In this formulation, says Tanzi, AD is an “auto-innate immune disorder,” in which amyloid takes the place of antibodies in conventional autoimmune disorders.

The 2018 Neuron paper provides a clear, graphic instance of the “seeding” process that begins the cascade.

The theory can account for the fact that a broad spectrum of bacteria and viruses have emerged as possible AD factors. “We don’t have a favorite microbe; we’re saying a bunch of different ones may be involved,” Tanzi says. There’s a place for the amyloid cascade hypothesis as well, as one step along the road to AD. Since innate immunity is a general reaction to foreign material, the theory suggests a mechanism by which other factors might raise AD risk, such as fine particulate air pollution. (see “Air Pollution Linked to Higher Risk of Dementia”)

Even as the evidence for an AD-microbe link grows stronger, “we are still struggling with ideas of cause and effect,” cautions Mackiewicz. “It is not known whether microbes are causative or a passenger of the AD process.” Long-dormant viruses may be activated by a disease process already underway, in other words, rather than a factor in initiating it.

The role of viruses and other microbes, ultimately, must be understood in the context of other factors, Masliah says. “Aging, neuropathology, the amyloid cascade, certain genotypes—what we’ve learned is that all things leading to the pathogenic process of AD are synergistic; that multiple hits, multiple steps are involved in an interactive process.”
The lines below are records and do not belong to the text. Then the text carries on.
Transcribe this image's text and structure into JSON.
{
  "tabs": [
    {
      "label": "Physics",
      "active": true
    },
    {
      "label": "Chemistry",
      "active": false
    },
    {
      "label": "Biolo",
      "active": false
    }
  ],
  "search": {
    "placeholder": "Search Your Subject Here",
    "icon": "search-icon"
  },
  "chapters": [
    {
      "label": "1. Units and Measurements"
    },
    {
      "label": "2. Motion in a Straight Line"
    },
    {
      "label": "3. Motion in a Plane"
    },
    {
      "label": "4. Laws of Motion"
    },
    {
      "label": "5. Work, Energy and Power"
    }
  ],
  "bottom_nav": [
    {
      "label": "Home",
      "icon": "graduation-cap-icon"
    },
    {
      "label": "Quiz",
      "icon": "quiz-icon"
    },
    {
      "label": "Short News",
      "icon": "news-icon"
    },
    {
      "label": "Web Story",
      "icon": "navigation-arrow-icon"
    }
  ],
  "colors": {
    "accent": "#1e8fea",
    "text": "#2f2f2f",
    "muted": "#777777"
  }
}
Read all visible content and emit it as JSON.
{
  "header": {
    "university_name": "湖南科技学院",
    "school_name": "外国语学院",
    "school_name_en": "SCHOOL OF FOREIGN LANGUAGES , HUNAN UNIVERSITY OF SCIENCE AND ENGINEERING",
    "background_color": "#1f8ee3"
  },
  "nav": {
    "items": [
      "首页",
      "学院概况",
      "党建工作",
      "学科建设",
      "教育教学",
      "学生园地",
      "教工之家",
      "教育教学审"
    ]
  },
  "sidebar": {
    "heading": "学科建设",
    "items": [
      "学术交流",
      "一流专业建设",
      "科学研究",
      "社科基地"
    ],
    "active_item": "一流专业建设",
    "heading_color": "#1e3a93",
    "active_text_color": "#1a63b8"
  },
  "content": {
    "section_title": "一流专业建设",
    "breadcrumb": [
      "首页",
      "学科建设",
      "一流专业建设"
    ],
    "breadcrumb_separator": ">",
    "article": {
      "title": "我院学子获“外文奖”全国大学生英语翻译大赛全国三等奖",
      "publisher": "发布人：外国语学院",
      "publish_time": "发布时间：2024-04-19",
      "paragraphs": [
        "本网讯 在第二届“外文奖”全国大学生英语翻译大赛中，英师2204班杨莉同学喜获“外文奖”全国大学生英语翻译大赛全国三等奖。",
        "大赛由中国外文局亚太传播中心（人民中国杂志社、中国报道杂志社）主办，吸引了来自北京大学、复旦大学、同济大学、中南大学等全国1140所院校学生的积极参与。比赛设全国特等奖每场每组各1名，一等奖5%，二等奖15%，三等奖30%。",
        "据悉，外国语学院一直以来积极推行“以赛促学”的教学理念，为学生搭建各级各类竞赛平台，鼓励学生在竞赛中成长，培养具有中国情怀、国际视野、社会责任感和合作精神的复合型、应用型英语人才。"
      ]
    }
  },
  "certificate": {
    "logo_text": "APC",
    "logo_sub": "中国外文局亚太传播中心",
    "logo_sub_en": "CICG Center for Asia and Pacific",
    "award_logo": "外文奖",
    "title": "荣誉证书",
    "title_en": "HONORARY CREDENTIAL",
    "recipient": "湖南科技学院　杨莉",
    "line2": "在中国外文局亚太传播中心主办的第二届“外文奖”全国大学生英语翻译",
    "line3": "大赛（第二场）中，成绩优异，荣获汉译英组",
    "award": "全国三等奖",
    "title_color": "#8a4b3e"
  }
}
That said, microbe-AD research has progressed far enough to generate novel treatment approaches, and clinical trials of drugs already approved for other uses have begun. An NIA-funded proof-of-concept trial at Columbia University has randomized 130 HSV-positive people with AD to receive the antiviral valacyclovir or placebo. Participants will be followed for 18 months, with tests of cognitive function, and PET scans and CSF studies to assess amyloid and tau accumulation.

Looking further, Ruth Itzhaki would like to see a trial of vaccination. “The earlier the treatment the better,” she says, “and prevention is much better than cure.”